In 1990 fences were dropped, cultivated lands were handed back to nature, livestock sold and programmes for the eradication of invader plant species and the removal of man-made structures, initiated. Today the reserve consists of a consolidation of privately-owned land which totals 30 000 hectares including Lake Jozini. Beautiful views, glorious sunsets, and therapeutic silence add to the rich and varied authentic African wildlife experience that includes: game drives, guided walks, boat cruises, rhino walks, research projects, behind-the-scenes conservation operations and authentic Zulu cultural experiences.
Re-stocking of the reserve by private landowners began with the re-introduction of larger mammal species such as giraffe, Blue wildebeest, White rhino, buffalo, Spotted hyena and elephant.
Today there are close to 80 species of mammals in the Pongola Game Reserve. The following animals are most likely to be seen by visitors to the reserve:
African Wild cat
Prior to the reintroduction of the elephant families to the Pongola Game Reserve in 1997, elephant had not roamed free in Pongola since the last recorded sightings of three bulls along the Pongola River in 1897. Today, these highly intelligent ‘grey ghosts’ roam the reserve once again and are the daily focus of the reserve’s elephant monitoring and research study. Telemetric equipment receives a signal from radio transmitter collars fitted to each matriarch and bull, allowing our elephant monitors to track the elephant with greater accuracy.
Zululand is the stronghold of both the Rhinoceros species, and Pongola Game Reserve reintroduced Black Rhino in October 2006 as part of the WWF and KZN Wildlife Black Rhino Range Expansion Project.
Prior to the reintroduction of four spotted hyaena to the Pongola Game Reserve in April 2000, one small clan of hyaena was sporadically sighted roaming the reserve. With the lack of larger predators like Lion and Cheetah, the hyaena plays a key role in maintaining biological control in the reserve.

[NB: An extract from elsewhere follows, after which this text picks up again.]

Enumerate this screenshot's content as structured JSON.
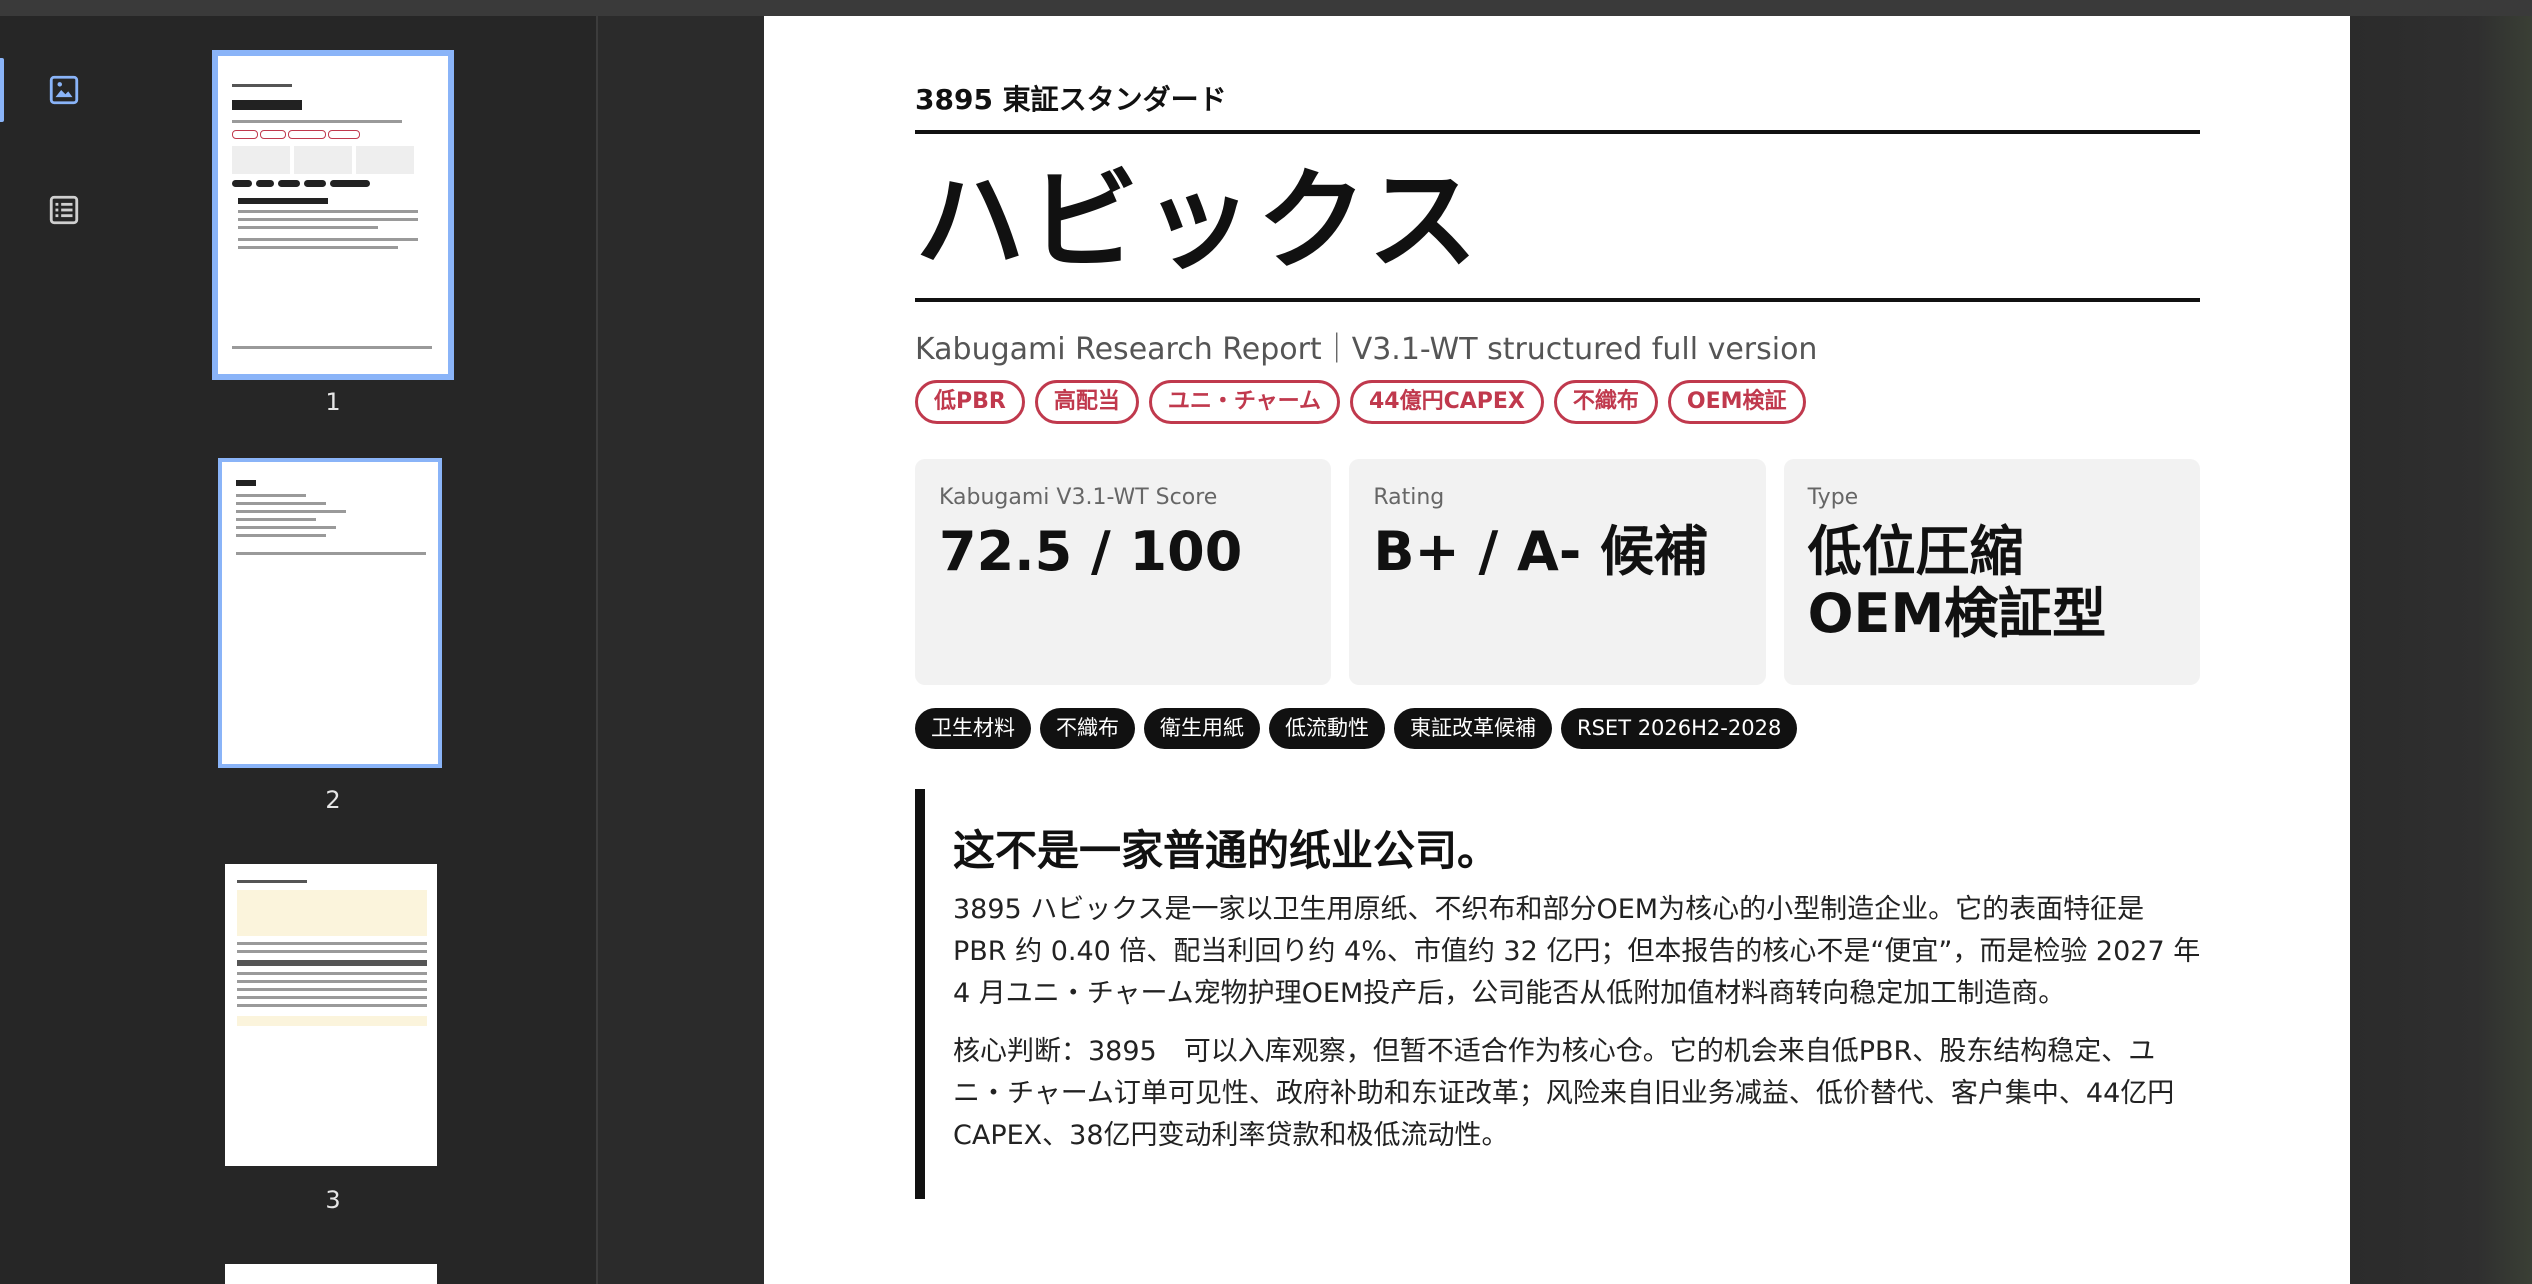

Rising abruptly, across the waters of Lake Jozini to the east, is the Lebombo mountain range, the start of the Great East African Rift valley which extends for 600km northwards until it loses itself in the Limpopo valley towards central Africa. To the eye, the Lebombo Mountains resemble a great wall rising some 600m above the plains with an almost level summit. This summit is about 5km wide and is relatively cool and humidity-free compared with the steamy plains below that forms part of one of the most biodiverse ecosystems in the world. The reserve’s eastern boundary runs along the top of the mountain range.
Pongola Game Reserve generally experiences very hot temperatures on summer days with temperatures cooling down in the late afternoons and evenings. Spectacular electrical storms, usually from the South West, are frequent in the summer months (October to January) and revive the otherwise arid bushveld vegetation. The winter months (June to August) are warm to cool and very dry with an annual rainfall that does not usually exceed 450mm.
Due to the Reserve’s dry climate, it is Malaria free. The Reserve’s low rainfall also allows for beautiful blue skies, many sunshine days and spectacular sunsets while the warm evenings display moonlight skies and incredibly clear galaxies of the Southern Hemisphere.